◆ **Exercise brief**
Would you quote every entry exactly, dropping only the pictures?

[Start of section]

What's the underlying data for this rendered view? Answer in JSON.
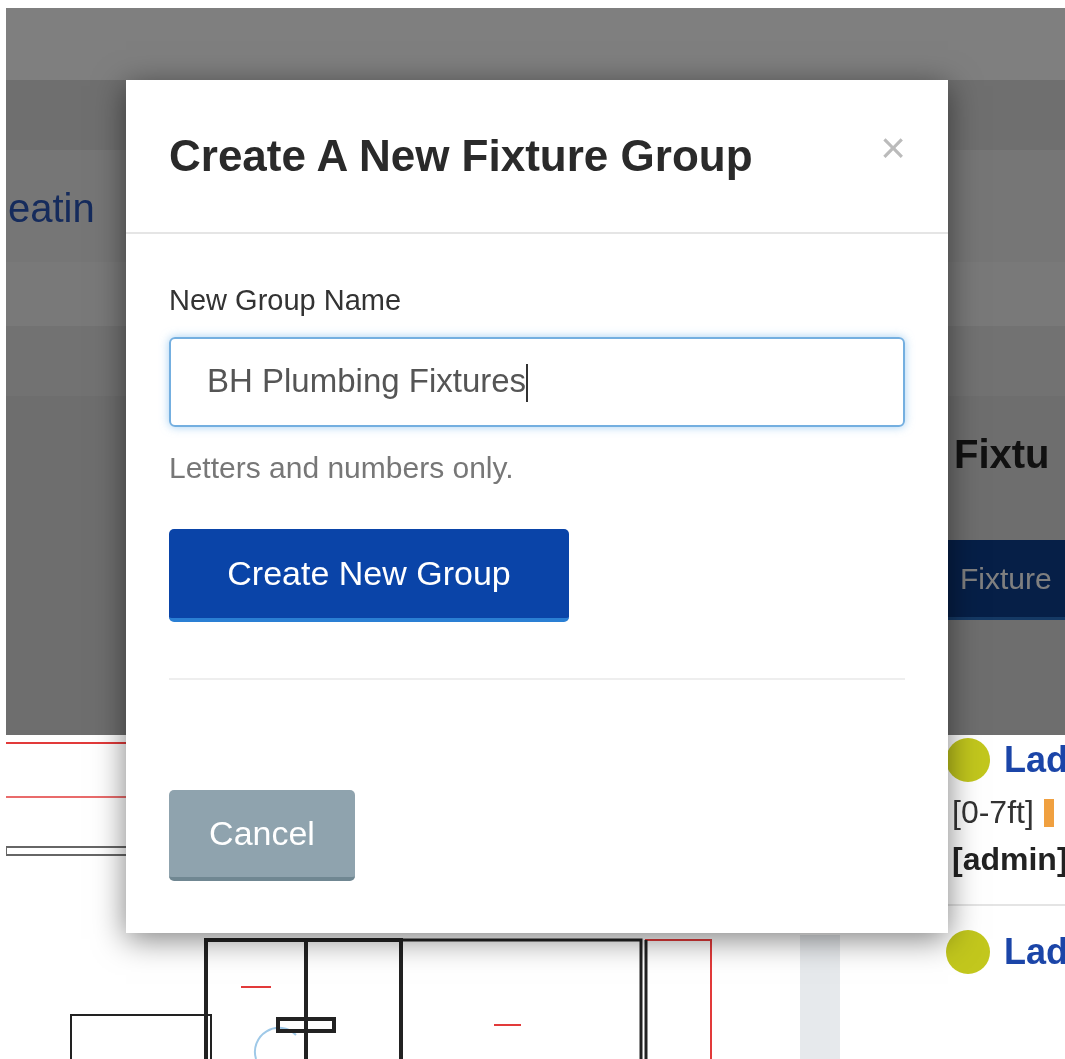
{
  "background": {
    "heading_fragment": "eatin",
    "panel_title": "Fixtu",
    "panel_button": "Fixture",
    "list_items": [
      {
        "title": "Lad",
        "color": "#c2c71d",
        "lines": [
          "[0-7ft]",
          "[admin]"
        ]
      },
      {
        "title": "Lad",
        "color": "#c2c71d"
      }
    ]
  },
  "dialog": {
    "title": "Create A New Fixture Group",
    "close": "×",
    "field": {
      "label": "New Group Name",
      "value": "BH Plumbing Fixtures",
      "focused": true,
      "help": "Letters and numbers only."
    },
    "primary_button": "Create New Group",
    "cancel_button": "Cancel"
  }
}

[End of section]

◆ **Your response**
What's the underlying data for this rendered view? Answer in JSON.
{
  "background": {
    "heading_fragment": "eatin",
    "panel_title": "Fixtu",
    "panel_button": "Fixture",
    "list_items": [
      {
        "title": "Lad",
        "color": "#c2c71d",
        "lines": [
          "[0-7ft]",
          "[admin]"
        ]
      },
      {
        "title": "Lad",
        "color": "#c2c71d"
      }
    ]
  },
  "dialog": {
    "title": "Create A New Fixture Group",
    "close": "×",
    "field": {
      "label": "New Group Name",
      "value": "BH Plumbing Fixtures",
      "focused": true,
      "help": "Letters and numbers only."
    },
    "primary_button": "Create New Group",
    "cancel_button": "Cancel"
  }
}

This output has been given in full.